• WHAT YOU HAVE TO DO:
In this material, which lines include the string "domain"? Show them.

********

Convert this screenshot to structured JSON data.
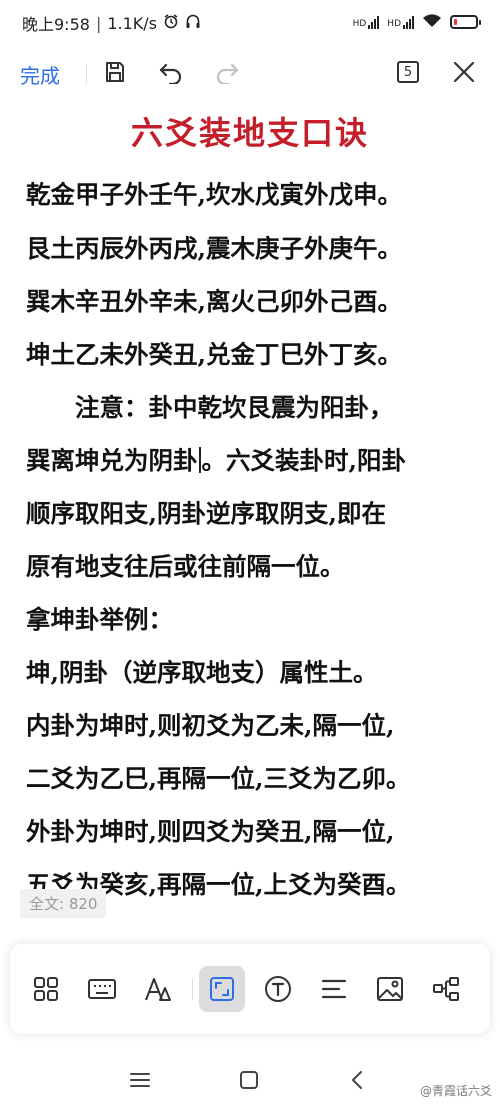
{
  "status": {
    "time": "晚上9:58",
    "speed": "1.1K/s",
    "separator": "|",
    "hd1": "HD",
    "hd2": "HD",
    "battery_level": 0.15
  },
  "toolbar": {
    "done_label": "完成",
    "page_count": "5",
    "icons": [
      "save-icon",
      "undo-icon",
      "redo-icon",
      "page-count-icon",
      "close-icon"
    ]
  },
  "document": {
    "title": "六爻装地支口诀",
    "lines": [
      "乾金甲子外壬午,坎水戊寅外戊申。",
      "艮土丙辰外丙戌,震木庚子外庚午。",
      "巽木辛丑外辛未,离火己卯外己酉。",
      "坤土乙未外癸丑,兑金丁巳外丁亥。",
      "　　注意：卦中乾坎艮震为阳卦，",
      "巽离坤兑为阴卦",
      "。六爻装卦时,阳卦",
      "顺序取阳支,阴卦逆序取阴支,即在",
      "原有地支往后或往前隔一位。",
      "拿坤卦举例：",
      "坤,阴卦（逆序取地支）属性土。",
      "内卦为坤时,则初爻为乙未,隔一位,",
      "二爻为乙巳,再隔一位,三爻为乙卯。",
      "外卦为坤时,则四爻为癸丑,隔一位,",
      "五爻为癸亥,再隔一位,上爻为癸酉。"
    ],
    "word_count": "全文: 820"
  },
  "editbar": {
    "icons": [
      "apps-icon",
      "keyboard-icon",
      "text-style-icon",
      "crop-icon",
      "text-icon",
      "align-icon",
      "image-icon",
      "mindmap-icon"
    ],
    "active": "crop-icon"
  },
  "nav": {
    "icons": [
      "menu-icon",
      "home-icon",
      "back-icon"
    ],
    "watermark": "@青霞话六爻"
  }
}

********

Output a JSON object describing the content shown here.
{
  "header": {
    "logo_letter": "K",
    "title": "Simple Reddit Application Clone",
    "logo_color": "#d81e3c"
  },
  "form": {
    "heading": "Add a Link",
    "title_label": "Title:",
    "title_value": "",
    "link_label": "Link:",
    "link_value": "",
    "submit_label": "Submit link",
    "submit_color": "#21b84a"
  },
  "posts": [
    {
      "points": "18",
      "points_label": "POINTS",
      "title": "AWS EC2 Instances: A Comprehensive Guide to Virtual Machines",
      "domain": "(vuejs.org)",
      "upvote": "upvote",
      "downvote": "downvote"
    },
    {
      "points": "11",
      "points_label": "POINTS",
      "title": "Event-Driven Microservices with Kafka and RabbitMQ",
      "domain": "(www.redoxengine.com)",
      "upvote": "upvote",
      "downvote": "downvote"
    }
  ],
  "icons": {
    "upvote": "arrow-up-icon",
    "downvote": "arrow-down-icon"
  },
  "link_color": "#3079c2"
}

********

• RESPONSE:
      "domain": "(vuejs.org)",
      "domain": "(www.redoxengine.com)",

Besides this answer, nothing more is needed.